── SOURCE RECORDS ──

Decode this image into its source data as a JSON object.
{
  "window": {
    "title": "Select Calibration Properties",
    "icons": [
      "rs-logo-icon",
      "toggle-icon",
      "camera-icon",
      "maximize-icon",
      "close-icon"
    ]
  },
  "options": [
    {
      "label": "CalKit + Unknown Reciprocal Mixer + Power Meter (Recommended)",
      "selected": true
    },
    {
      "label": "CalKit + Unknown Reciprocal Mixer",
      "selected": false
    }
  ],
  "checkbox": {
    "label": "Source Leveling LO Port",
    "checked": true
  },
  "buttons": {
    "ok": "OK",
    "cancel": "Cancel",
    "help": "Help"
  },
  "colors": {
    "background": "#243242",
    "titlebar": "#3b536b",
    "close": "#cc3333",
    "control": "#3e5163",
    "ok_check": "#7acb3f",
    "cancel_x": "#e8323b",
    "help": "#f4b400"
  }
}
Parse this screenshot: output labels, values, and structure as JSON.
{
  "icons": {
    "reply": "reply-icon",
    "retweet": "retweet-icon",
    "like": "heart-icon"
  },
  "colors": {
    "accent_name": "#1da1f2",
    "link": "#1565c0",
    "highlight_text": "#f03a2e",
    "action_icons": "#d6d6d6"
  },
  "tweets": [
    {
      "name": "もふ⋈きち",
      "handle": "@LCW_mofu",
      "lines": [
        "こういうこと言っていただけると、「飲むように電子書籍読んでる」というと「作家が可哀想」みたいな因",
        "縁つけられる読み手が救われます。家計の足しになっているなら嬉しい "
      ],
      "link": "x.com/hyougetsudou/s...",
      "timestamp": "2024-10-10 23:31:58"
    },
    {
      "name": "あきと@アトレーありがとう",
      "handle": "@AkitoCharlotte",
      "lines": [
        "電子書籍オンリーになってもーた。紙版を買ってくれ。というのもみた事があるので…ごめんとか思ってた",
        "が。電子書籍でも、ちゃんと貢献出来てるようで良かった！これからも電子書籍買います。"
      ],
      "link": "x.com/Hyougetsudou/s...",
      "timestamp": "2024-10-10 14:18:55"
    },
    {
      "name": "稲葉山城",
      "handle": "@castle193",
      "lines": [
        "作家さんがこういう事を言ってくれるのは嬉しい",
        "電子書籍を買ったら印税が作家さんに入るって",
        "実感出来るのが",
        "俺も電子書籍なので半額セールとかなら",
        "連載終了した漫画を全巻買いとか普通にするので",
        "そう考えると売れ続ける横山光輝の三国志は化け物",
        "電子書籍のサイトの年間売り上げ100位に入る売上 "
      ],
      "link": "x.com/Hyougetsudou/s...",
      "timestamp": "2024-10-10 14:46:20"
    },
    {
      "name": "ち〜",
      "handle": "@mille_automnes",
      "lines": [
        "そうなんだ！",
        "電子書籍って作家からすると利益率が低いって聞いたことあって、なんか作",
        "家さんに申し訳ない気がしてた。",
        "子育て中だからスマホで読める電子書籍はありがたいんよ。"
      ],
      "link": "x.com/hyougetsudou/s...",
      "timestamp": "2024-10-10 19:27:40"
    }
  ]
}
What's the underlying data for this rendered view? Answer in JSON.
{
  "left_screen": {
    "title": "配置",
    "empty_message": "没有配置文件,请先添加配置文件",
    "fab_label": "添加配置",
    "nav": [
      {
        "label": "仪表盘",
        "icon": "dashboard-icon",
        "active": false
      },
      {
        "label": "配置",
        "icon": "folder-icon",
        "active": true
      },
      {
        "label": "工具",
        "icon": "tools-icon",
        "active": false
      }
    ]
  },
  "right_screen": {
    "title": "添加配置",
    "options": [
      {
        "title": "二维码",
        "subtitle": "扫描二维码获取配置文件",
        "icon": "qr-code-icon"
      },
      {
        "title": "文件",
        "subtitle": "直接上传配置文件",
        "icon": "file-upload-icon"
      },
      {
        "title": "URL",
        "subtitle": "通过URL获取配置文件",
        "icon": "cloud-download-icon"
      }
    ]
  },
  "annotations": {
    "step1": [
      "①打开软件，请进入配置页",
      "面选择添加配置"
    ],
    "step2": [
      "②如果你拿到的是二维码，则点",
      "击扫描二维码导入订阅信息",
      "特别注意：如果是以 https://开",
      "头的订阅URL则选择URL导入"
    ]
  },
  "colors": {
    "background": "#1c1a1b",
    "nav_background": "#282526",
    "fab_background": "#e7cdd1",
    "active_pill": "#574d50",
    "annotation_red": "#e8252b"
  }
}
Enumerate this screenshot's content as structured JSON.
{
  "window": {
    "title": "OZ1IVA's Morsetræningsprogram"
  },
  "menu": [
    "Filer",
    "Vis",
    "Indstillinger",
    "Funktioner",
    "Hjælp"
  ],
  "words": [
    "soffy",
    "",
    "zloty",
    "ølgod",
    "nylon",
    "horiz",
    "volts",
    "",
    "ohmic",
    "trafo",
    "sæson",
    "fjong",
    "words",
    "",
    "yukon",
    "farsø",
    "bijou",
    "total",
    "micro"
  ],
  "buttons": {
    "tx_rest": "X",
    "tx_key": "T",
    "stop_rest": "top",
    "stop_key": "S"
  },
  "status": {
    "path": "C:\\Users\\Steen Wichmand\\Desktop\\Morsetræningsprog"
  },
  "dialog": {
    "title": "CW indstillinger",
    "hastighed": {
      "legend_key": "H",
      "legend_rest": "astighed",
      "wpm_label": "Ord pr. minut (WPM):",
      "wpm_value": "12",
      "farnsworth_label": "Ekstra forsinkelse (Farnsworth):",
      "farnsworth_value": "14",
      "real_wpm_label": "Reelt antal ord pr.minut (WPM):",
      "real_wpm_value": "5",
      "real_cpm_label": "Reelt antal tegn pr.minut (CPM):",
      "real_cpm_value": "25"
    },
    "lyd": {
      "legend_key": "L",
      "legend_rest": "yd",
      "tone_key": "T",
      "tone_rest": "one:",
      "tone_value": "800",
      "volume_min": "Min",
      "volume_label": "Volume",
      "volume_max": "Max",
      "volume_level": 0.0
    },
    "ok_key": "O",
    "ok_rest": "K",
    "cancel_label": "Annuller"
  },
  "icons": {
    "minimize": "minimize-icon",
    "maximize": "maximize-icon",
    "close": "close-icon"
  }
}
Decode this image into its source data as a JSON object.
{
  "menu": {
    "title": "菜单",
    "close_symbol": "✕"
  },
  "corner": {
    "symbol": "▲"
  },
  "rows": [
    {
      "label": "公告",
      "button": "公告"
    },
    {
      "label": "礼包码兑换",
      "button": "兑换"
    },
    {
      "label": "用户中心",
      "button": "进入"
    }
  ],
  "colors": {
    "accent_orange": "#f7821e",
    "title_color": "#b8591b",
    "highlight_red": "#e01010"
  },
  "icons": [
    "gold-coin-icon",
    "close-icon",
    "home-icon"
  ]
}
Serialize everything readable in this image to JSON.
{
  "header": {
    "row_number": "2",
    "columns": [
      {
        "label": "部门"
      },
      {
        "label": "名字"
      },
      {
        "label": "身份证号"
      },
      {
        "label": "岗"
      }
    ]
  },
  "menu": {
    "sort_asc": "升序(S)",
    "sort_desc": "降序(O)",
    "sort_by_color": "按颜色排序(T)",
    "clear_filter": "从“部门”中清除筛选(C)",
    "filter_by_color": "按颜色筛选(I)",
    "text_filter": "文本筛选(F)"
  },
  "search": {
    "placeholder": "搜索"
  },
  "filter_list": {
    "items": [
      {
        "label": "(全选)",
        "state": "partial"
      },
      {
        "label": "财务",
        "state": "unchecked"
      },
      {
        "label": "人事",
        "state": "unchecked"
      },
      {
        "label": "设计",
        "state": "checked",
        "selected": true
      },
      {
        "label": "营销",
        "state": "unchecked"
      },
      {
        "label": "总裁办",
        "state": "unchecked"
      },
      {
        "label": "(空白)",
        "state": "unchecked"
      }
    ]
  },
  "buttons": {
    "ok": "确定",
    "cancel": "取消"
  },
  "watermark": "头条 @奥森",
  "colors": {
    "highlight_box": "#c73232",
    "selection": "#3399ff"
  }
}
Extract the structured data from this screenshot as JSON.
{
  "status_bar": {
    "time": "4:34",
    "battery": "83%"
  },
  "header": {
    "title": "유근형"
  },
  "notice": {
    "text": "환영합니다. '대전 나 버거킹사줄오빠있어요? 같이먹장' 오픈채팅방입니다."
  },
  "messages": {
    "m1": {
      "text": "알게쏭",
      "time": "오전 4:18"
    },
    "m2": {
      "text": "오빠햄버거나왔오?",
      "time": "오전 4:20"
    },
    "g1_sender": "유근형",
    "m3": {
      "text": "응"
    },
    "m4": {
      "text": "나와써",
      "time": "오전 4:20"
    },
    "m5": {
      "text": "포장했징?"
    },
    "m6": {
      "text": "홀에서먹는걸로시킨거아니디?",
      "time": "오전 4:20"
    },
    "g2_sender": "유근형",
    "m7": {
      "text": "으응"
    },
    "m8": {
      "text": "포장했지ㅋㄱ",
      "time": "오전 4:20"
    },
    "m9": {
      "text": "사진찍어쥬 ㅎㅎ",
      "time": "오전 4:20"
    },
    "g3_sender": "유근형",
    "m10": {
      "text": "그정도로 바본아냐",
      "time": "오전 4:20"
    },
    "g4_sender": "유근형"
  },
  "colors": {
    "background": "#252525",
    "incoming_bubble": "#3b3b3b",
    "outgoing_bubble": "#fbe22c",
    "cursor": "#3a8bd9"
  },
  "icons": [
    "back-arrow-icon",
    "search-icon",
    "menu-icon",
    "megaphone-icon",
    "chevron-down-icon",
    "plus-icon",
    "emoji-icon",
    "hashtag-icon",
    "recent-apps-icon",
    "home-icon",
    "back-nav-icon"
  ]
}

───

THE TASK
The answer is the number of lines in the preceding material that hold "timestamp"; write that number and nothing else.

THE ANSWER
4